■ TASK PROMPT ■
Each entry below is to be duplicated verbatim.

┄┄┄┄┄┄┄┄┄┄┄┄┄┄┄┄┄┄┄┄

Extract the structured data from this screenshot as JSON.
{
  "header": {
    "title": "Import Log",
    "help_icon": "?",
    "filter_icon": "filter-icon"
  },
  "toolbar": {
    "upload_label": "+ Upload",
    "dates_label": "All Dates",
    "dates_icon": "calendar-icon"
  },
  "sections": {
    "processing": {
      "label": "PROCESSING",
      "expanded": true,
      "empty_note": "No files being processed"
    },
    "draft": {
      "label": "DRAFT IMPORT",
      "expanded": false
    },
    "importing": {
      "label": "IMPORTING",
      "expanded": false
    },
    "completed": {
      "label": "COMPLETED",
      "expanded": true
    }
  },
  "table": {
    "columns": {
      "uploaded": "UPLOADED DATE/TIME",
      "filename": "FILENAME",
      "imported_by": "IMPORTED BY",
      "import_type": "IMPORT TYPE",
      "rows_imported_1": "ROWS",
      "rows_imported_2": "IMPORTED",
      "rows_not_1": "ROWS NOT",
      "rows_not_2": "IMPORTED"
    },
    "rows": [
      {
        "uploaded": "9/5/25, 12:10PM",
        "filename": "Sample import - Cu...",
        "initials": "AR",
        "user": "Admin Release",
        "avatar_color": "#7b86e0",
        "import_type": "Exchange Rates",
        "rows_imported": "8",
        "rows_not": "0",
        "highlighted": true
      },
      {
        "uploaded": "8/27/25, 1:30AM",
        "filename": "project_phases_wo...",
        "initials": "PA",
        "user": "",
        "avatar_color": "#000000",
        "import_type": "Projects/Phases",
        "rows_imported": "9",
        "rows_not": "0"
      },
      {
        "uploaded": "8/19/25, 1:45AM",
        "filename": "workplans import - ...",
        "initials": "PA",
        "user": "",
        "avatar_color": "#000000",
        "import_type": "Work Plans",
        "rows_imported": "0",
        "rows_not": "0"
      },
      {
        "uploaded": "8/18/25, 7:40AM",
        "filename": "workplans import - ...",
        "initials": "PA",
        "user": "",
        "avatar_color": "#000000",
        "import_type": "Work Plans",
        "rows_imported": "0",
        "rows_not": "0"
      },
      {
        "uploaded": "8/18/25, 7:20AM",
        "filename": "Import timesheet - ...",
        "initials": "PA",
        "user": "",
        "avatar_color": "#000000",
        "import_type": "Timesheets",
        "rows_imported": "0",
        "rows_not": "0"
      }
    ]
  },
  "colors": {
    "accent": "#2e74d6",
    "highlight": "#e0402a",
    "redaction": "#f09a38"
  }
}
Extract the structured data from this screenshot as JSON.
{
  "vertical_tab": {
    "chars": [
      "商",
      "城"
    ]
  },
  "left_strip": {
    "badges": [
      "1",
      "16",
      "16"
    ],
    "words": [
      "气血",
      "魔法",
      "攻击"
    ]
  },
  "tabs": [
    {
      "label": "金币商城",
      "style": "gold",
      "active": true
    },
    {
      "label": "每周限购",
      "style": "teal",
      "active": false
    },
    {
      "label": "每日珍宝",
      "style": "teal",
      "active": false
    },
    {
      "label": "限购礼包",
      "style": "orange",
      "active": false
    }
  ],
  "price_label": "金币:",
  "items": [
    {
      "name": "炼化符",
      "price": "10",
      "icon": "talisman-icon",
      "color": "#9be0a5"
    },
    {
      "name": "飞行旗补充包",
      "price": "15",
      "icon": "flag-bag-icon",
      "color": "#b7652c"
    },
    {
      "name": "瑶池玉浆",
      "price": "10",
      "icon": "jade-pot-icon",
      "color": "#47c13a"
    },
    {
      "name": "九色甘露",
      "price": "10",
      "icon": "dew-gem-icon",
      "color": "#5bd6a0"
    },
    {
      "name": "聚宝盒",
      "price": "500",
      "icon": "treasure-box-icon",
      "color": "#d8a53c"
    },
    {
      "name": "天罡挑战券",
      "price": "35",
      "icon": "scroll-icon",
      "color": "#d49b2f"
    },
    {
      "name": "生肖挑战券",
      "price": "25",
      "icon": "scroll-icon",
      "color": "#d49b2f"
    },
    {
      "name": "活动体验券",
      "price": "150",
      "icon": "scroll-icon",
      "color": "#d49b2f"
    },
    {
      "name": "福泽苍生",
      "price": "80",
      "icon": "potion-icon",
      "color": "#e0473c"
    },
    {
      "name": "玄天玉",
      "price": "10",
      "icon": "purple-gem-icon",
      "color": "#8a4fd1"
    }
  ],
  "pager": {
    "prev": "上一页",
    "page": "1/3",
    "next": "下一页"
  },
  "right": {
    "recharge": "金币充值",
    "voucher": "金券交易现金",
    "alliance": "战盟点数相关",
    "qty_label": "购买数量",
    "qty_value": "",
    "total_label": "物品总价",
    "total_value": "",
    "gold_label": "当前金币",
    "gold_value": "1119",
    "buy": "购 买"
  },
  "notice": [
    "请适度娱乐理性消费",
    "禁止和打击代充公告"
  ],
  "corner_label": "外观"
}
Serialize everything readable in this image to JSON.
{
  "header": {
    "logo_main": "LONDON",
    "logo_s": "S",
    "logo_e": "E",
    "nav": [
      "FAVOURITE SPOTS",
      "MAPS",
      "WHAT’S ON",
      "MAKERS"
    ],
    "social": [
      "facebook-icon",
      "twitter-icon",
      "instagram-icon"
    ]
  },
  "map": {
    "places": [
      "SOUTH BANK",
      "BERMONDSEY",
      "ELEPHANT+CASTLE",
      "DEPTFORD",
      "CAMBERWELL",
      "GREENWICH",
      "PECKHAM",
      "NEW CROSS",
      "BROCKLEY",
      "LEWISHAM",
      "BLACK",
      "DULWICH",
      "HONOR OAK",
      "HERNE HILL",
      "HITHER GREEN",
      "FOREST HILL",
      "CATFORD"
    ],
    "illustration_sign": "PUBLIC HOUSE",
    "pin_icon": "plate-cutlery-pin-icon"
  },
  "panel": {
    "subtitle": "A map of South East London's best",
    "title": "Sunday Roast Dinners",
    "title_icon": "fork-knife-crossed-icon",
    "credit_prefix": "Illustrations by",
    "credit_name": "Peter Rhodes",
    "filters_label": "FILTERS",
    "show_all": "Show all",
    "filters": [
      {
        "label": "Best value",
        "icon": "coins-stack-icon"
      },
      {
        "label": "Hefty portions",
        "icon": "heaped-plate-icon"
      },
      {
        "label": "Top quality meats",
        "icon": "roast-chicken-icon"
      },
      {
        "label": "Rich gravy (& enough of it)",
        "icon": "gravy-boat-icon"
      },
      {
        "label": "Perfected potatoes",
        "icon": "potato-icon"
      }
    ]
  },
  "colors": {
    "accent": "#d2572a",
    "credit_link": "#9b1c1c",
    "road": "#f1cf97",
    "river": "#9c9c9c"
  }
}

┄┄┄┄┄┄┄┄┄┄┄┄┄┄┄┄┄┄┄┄

■ SOLUTION TO THIS PROBLEM ■
Extract the structured data from this screenshot as JSON.
{
  "header": {
    "title": "Import Log",
    "help_icon": "?",
    "filter_icon": "filter-icon"
  },
  "toolbar": {
    "upload_label": "+ Upload",
    "dates_label": "All Dates",
    "dates_icon": "calendar-icon"
  },
  "sections": {
    "processing": {
      "label": "PROCESSING",
      "expanded": true,
      "empty_note": "No files being processed"
    },
    "draft": {
      "label": "DRAFT IMPORT",
      "expanded": false
    },
    "importing": {
      "label": "IMPORTING",
      "expanded": false
    },
    "completed": {
      "label": "COMPLETED",
      "expanded": true
    }
  },
  "table": {
    "columns": {
      "uploaded": "UPLOADED DATE/TIME",
      "filename": "FILENAME",
      "imported_by": "IMPORTED BY",
      "import_type": "IMPORT TYPE",
      "rows_imported_1": "ROWS",
      "rows_imported_2": "IMPORTED",
      "rows_not_1": "ROWS NOT",
      "rows_not_2": "IMPORTED"
    },
    "rows": [
      {
        "uploaded": "9/5/25, 12:10PM",
        "filename": "Sample import - Cu...",
        "initials": "AR",
        "user": "Admin Release",
        "avatar_color": "#7b86e0",
        "import_type": "Exchange Rates",
        "rows_imported": "8",
        "rows_not": "0",
        "highlighted": true
      },
      {
        "uploaded": "8/27/25, 1:30AM",
        "filename": "project_phases_wo...",
        "initials": "PA",
        "user": "",
        "avatar_color": "#000000",
        "import_type": "Projects/Phases",
        "rows_imported": "9",
        "rows_not": "0"
      },
      {
        "uploaded": "8/19/25, 1:45AM",
        "filename": "workplans import - ...",
        "initials": "PA",
        "user": "",
        "avatar_color": "#000000",
        "import_type": "Work Plans",
        "rows_imported": "0",
        "rows_not": "0"
      },
      {
        "uploaded": "8/18/25, 7:40AM",
        "filename": "workplans import - ...",
        "initials": "PA",
        "user": "",
        "avatar_color": "#000000",
        "import_type": "Work Plans",
        "rows_imported": "0",
        "rows_not": "0"
      },
      {
        "uploaded": "8/18/25, 7:20AM",
        "filename": "Import timesheet - ...",
        "initials": "PA",
        "user": "",
        "avatar_color": "#000000",
        "import_type": "Timesheets",
        "rows_imported": "0",
        "rows_not": "0"
      }
    ]
  },
  "colors": {
    "accent": "#2e74d6",
    "highlight": "#e0402a",
    "redaction": "#f09a38"
  }
}
Extract the structured data from this screenshot as JSON.
{
  "vertical_tab": {
    "chars": [
      "商",
      "城"
    ]
  },
  "left_strip": {
    "badges": [
      "1",
      "16",
      "16"
    ],
    "words": [
      "气血",
      "魔法",
      "攻击"
    ]
  },
  "tabs": [
    {
      "label": "金币商城",
      "style": "gold",
      "active": true
    },
    {
      "label": "每周限购",
      "style": "teal",
      "active": false
    },
    {
      "label": "每日珍宝",
      "style": "teal",
      "active": false
    },
    {
      "label": "限购礼包",
      "style": "orange",
      "active": false
    }
  ],
  "price_label": "金币:",
  "items": [
    {
      "name": "炼化符",
      "price": "10",
      "icon": "talisman-icon",
      "color": "#9be0a5"
    },
    {
      "name": "飞行旗补充包",
      "price": "15",
      "icon": "flag-bag-icon",
      "color": "#b7652c"
    },
    {
      "name": "瑶池玉浆",
      "price": "10",
      "icon": "jade-pot-icon",
      "color": "#47c13a"
    },
    {
      "name": "九色甘露",
      "price": "10",
      "icon": "dew-gem-icon",
      "color": "#5bd6a0"
    },
    {
      "name": "聚宝盒",
      "price": "500",
      "icon": "treasure-box-icon",
      "color": "#d8a53c"
    },
    {
      "name": "天罡挑战券",
      "price": "35",
      "icon": "scroll-icon",
      "color": "#d49b2f"
    },
    {
      "name": "生肖挑战券",
      "price": "25",
      "icon": "scroll-icon",
      "color": "#d49b2f"
    },
    {
      "name": "活动体验券",
      "price": "150",
      "icon": "scroll-icon",
      "color": "#d49b2f"
    },
    {
      "name": "福泽苍生",
      "price": "80",
      "icon": "potion-icon",
      "color": "#e0473c"
    },
    {
      "name": "玄天玉",
      "price": "10",
      "icon": "purple-gem-icon",
      "color": "#8a4fd1"
    }
  ],
  "pager": {
    "prev": "上一页",
    "page": "1/3",
    "next": "下一页"
  },
  "right": {
    "recharge": "金币充值",
    "voucher": "金券交易现金",
    "alliance": "战盟点数相关",
    "qty_label": "购买数量",
    "qty_value": "",
    "total_label": "物品总价",
    "total_value": "",
    "gold_label": "当前金币",
    "gold_value": "1119",
    "buy": "购 买"
  },
  "notice": [
    "请适度娱乐理性消费",
    "禁止和打击代充公告"
  ],
  "corner_label": "外观"
}
Serialize everything readable in this image to JSON.
{
  "header": {
    "logo_main": "LONDON",
    "logo_s": "S",
    "logo_e": "E",
    "nav": [
      "FAVOURITE SPOTS",
      "MAPS",
      "WHAT’S ON",
      "MAKERS"
    ],
    "social": [
      "facebook-icon",
      "twitter-icon",
      "instagram-icon"
    ]
  },
  "map": {
    "places": [
      "SOUTH BANK",
      "BERMONDSEY",
      "ELEPHANT+CASTLE",
      "DEPTFORD",
      "CAMBERWELL",
      "GREENWICH",
      "PECKHAM",
      "NEW CROSS",
      "BROCKLEY",
      "LEWISHAM",
      "BLACK",
      "DULWICH",
      "HONOR OAK",
      "HERNE HILL",
      "HITHER GREEN",
      "FOREST HILL",
      "CATFORD"
    ],
    "illustration_sign": "PUBLIC HOUSE",
    "pin_icon": "plate-cutlery-pin-icon"
  },
  "panel": {
    "subtitle": "A map of South East London's best",
    "title": "Sunday Roast Dinners",
    "title_icon": "fork-knife-crossed-icon",
    "credit_prefix": "Illustrations by",
    "credit_name": "Peter Rhodes",
    "filters_label": "FILTERS",
    "show_all": "Show all",
    "filters": [
      {
        "label": "Best value",
        "icon": "coins-stack-icon"
      },
      {
        "label": "Hefty portions",
        "icon": "heaped-plate-icon"
      },
      {
        "label": "Top quality meats",
        "icon": "roast-chicken-icon"
      },
      {
        "label": "Rich gravy (& enough of it)",
        "icon": "gravy-boat-icon"
      },
      {
        "label": "Perfected potatoes",
        "icon": "potato-icon"
      }
    ]
  },
  "colors": {
    "accent": "#d2572a",
    "credit_link": "#9b1c1c",
    "road": "#f1cf97",
    "river": "#9c9c9c"
  }
}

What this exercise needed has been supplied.